Instructions to follow:
Scan the listing below. Copy each line that contains "replace".

==============================

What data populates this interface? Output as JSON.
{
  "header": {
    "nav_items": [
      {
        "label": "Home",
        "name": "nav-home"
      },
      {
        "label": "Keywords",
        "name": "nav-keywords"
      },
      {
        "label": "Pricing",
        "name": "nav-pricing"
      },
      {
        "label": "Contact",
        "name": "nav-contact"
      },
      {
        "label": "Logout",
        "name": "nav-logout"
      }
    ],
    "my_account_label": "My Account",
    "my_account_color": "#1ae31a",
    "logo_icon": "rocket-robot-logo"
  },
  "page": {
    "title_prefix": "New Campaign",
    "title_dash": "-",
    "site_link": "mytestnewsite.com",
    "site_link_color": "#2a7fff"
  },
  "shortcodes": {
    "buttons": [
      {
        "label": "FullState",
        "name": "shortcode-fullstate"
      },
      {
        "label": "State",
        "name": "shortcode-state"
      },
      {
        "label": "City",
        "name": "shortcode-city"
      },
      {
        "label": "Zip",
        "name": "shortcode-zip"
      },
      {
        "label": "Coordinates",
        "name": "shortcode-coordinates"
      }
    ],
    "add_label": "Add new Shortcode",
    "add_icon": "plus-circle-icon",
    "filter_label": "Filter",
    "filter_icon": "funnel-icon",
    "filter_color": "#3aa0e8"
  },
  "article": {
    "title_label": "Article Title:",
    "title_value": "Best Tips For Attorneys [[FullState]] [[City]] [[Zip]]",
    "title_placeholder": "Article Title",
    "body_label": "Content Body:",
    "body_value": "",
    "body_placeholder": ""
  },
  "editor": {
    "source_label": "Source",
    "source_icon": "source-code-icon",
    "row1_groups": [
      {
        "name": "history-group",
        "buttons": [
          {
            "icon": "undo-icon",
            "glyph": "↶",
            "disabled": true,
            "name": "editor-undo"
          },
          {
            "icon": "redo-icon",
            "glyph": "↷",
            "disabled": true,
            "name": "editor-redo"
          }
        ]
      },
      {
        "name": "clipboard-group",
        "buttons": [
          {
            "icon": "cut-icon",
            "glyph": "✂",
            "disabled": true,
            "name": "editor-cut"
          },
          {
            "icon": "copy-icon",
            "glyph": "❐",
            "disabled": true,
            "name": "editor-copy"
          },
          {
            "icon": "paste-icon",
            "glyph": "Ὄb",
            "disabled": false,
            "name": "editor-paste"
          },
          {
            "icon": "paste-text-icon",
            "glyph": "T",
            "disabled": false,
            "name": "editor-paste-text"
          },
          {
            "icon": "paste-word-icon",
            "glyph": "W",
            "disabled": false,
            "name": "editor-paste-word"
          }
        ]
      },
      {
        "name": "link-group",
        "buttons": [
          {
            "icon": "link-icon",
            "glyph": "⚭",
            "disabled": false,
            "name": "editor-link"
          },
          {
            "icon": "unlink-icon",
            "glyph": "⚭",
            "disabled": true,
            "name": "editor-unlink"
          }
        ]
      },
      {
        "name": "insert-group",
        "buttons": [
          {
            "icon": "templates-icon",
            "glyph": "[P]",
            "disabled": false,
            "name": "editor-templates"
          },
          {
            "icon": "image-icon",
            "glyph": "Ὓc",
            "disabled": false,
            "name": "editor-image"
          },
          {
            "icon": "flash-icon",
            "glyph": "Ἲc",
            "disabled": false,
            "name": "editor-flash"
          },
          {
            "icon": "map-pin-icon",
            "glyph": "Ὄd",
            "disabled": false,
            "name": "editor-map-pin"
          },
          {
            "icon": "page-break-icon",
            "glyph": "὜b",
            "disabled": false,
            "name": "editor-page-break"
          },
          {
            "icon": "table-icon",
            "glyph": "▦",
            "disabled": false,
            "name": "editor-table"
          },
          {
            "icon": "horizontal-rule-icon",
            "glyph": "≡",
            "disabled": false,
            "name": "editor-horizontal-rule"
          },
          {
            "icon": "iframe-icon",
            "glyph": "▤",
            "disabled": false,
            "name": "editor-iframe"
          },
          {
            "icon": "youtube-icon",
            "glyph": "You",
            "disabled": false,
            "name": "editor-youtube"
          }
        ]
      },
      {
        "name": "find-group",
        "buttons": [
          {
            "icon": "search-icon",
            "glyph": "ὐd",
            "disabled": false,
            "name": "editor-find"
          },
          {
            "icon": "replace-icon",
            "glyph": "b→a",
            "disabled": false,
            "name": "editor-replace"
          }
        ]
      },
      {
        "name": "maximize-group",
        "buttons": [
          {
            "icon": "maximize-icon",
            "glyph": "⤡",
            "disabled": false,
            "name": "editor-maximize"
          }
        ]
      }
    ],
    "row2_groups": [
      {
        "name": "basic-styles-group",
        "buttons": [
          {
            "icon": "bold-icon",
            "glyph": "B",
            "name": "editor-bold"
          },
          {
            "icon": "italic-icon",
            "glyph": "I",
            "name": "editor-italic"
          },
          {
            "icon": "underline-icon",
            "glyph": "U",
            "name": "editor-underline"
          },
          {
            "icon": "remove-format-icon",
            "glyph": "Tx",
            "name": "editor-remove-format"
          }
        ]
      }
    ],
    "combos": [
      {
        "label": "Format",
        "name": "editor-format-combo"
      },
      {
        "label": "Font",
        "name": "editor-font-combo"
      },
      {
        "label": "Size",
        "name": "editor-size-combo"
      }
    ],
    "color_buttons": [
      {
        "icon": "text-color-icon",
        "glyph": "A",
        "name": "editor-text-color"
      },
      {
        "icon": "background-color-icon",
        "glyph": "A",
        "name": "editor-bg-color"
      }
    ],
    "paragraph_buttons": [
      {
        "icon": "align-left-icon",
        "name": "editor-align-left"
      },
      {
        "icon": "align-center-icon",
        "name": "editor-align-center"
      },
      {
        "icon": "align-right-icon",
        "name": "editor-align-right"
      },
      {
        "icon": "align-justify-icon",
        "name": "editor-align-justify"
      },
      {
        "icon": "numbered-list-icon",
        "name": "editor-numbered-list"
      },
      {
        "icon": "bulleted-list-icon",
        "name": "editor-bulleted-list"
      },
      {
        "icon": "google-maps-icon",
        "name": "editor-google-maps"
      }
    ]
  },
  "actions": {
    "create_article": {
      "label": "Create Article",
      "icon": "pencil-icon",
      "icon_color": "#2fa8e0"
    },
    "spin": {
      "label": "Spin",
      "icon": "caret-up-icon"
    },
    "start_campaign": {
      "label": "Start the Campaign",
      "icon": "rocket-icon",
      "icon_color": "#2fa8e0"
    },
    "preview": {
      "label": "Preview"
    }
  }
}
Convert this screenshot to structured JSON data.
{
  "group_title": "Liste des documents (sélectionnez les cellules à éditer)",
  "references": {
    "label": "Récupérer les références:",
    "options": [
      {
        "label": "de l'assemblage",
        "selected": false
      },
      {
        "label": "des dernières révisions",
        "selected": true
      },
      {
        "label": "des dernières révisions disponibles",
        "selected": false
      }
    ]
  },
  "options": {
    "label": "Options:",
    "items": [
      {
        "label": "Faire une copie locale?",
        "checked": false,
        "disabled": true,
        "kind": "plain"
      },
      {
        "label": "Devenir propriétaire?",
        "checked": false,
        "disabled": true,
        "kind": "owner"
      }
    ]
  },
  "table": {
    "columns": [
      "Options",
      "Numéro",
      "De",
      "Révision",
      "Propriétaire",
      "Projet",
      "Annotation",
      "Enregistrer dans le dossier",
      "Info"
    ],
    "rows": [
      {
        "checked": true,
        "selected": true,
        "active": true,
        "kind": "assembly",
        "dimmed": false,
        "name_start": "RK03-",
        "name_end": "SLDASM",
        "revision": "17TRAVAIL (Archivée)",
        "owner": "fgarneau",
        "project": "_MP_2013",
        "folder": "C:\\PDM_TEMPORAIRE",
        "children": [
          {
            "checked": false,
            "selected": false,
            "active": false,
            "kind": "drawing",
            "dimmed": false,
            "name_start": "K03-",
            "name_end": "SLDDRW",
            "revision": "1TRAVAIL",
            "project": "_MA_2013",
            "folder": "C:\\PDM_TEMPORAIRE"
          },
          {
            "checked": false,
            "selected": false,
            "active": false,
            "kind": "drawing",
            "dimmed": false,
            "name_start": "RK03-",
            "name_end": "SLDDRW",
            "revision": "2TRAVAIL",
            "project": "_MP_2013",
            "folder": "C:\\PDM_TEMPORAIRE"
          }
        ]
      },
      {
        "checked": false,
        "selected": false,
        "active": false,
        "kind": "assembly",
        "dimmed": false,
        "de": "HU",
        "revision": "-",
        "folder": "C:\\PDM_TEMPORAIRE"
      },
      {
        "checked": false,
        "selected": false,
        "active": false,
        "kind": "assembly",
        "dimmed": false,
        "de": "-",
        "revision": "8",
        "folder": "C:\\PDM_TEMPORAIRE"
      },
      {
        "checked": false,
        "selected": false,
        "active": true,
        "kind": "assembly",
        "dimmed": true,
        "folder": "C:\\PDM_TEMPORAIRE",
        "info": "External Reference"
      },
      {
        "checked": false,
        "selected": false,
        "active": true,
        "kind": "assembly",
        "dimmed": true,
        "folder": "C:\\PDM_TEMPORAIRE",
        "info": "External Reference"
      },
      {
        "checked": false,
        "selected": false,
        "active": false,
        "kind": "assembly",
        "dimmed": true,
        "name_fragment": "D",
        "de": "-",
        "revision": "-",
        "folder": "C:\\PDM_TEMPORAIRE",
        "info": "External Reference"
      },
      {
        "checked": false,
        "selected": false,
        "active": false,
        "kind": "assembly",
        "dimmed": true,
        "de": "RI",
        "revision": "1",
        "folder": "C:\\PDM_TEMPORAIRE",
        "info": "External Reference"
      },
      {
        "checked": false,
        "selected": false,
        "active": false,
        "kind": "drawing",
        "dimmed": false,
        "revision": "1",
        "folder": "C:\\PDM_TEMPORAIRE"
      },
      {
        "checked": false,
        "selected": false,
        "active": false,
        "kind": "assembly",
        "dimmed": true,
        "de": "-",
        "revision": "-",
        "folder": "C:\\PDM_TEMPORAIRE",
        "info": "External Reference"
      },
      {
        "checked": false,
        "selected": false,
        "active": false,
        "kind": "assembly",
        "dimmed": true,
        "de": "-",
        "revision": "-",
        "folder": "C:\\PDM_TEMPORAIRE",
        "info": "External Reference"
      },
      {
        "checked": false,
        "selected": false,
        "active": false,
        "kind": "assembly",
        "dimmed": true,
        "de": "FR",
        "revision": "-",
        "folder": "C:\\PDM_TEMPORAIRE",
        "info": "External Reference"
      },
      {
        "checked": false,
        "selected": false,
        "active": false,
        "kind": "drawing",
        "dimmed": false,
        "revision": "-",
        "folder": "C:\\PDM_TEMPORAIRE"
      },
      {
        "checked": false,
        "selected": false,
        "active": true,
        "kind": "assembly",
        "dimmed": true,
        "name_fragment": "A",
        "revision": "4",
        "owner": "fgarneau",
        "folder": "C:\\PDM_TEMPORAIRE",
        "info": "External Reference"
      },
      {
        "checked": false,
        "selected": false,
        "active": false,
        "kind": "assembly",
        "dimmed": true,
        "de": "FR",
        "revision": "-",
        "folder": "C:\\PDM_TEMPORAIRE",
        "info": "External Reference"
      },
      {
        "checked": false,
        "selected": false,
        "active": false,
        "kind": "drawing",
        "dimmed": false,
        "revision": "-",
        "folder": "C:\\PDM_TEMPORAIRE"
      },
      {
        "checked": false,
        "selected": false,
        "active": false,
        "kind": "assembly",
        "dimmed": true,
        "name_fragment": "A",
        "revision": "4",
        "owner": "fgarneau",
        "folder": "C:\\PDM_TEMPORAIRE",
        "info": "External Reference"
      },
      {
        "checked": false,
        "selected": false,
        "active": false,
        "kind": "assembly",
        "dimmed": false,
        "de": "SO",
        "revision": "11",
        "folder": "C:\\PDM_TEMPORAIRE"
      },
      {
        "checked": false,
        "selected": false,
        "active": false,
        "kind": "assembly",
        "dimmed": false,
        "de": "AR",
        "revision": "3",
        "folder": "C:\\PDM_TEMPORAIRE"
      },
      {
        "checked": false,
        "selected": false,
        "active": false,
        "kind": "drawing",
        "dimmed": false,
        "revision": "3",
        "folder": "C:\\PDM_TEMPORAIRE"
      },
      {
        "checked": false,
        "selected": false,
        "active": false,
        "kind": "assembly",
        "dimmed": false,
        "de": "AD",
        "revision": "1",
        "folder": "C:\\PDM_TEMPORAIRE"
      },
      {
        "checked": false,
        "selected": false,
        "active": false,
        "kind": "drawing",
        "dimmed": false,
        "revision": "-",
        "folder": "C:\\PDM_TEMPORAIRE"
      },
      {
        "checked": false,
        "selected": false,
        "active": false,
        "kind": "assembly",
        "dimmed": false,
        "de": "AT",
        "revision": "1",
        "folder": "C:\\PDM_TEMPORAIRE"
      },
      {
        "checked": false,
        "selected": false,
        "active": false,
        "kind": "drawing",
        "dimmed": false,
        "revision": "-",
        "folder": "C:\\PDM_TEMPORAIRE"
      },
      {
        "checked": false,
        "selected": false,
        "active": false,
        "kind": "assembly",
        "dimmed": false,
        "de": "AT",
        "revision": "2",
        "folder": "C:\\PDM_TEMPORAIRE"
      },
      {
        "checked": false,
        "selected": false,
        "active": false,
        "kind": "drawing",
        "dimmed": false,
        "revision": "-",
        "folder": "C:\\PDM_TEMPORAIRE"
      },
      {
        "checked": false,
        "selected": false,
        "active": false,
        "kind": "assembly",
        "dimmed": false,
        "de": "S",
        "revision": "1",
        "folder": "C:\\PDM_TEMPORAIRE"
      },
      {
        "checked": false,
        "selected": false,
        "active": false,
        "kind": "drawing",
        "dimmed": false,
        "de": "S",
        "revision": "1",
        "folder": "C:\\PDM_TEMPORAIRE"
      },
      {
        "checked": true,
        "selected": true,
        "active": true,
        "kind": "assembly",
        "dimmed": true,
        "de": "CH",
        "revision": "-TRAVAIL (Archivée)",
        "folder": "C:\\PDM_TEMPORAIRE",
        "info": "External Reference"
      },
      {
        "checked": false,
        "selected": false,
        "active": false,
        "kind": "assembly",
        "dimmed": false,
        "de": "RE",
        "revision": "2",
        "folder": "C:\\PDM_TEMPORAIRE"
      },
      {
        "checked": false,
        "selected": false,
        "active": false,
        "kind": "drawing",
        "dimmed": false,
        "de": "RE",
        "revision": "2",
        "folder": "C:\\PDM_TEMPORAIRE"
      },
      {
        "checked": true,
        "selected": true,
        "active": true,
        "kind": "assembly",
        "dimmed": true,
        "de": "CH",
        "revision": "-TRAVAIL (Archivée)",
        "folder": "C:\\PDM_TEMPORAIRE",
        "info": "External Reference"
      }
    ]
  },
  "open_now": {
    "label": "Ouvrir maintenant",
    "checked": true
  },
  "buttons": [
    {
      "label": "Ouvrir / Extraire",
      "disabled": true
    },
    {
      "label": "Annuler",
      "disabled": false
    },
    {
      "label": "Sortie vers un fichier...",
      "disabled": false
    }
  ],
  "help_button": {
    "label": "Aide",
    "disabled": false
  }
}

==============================

Answer space:
            "icon": "replace-icon",
            "name": "editor-replace"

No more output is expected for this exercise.